It’s also about me, and possibly you, too.
You see, when the pandemic hit, I was one of the lucky ones. Through a series of fortunate arrangements, I have been working remotely for the past two years. My dog loves this deal, and despite the constant teleporting between virtual meetings, I love it too. She lays by my feet all day. We enjoy lunch on the back porch. We go for walks in the evening. We are, as the saying goes, attached at the paw.
Which will be a problem in a few months when I return to the office.
For two years we have rarely been apart. She co-pilots our route to the curbside groceries. She mooches treats from every drive-through establishment in town. She protects me from the brave and friendly delivery people.
And pretty soon she will have to be okay without me.
Except I know – and perhaps you do too – that sometimes there is nothing okay about being apart from those we want to be with.
It’s been three years now since my father passed away. I still catch myself expecting to see him, expecting to hear him, expecting to talk to him. I don’t think that will ever go away. The absence of his presence is nearly as tangible as his actual presence. It’s as though someone took that piece of my life and carved it into a metal ink press. The part that’s missing is the part that makes the picture when it’s stamped.
It’s not gone. It’s just completely inverted. And I don’t like it at all.
If our definition of okay is who we were “before,” then we may never be okay again. Instead, we become okay with not being okay. We become okay with being who we are “after.”
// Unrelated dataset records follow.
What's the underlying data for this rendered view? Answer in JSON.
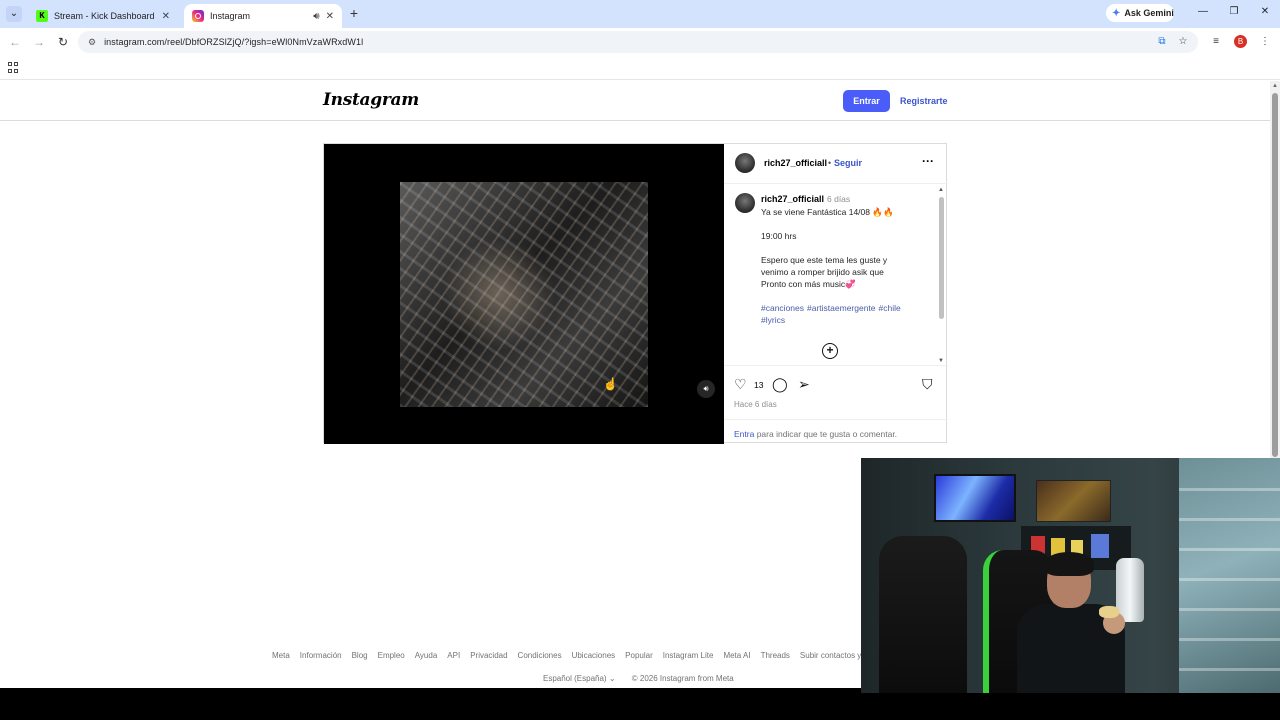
{
  "browser": {
    "tabs": [
      {
        "title": "Stream - Kick Dashboard",
        "favicon": "kick-icon",
        "active": false,
        "favicon_text": "K"
      },
      {
        "title": "Instagram",
        "favicon": "instagram-icon",
        "active": true
      }
    ],
    "ask_gemini_label": "Ask Gemini",
    "url": "instagram.com/reel/DbfORZSlZjQ/?igsh=eWl0NmVzaWRxdW1l",
    "profile_initial": "B",
    "accent_color": "#d3e3fd"
  },
  "instagram": {
    "logo_text": "Instagram",
    "header": {
      "login_label": "Entrar",
      "signup_label": "Registrarte"
    },
    "post": {
      "author": "rich27_officiall",
      "follow_label": "Seguir",
      "caption": {
        "username": "rich27_officiall",
        "time": "6 días",
        "lines": [
          "Ya se viene Fantástica 14/08 🔥🔥",
          "",
          "19:00 hrs",
          "",
          "Espero que este tema les guste y",
          "venimo a romper brijido asik que",
          "Pronto con más music💞"
        ],
        "hashtags": [
          "#canciones",
          "#artistaemergente",
          "#chile",
          "#lyrics"
        ]
      },
      "likes": "13",
      "posted_ago": "Hace 6 días",
      "login_prompt": {
        "link": "Entra",
        "rest": "para indicar que te gusta o comentar."
      }
    },
    "footer": {
      "links": [
        "Meta",
        "Información",
        "Blog",
        "Empleo",
        "Ayuda",
        "API",
        "Privacidad",
        "Condiciones",
        "Ubicaciones",
        "Popular",
        "Instagram Lite",
        "Meta AI",
        "Threads",
        "Subir contactos y"
      ],
      "language": "Español (España)",
      "copyright": "© 2026 Instagram from Meta"
    },
    "brand_color": "#4a5df9",
    "link_color": "#3b55c8"
  }
}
That’s what I’m working on with my dog now. The differently hard. And the differently joyful.
We’ve started a robust separation desensitization routine. A dozen times a day I walk out the front door and right back in. Or gather my keys and then set them back down. Every day we practice quiet crate time in the other room.
Little by little the panic is a little less panicked. Little by little she is learning – I hope – that she can be okay without me.
She might even find that although this is new, and it’s not what she asked for, that there will be good things, too. There will be opportunities she wouldn’t have had otherwise – and no, I don’t mean sneaking into the garbage unobserved.
What can any of us say about the road ahead? We can say this: that our eyes have not seen, our ears have not heard, and our hearts have not begun to imagine what God has prepared for those who love him. We have the strength of the Father guiding us through both the lines and the spaces. We can embrace both the joy and the pain. And we can cling to the one presence that we never need to be okay without.
This post was originally written for inspireafire.com.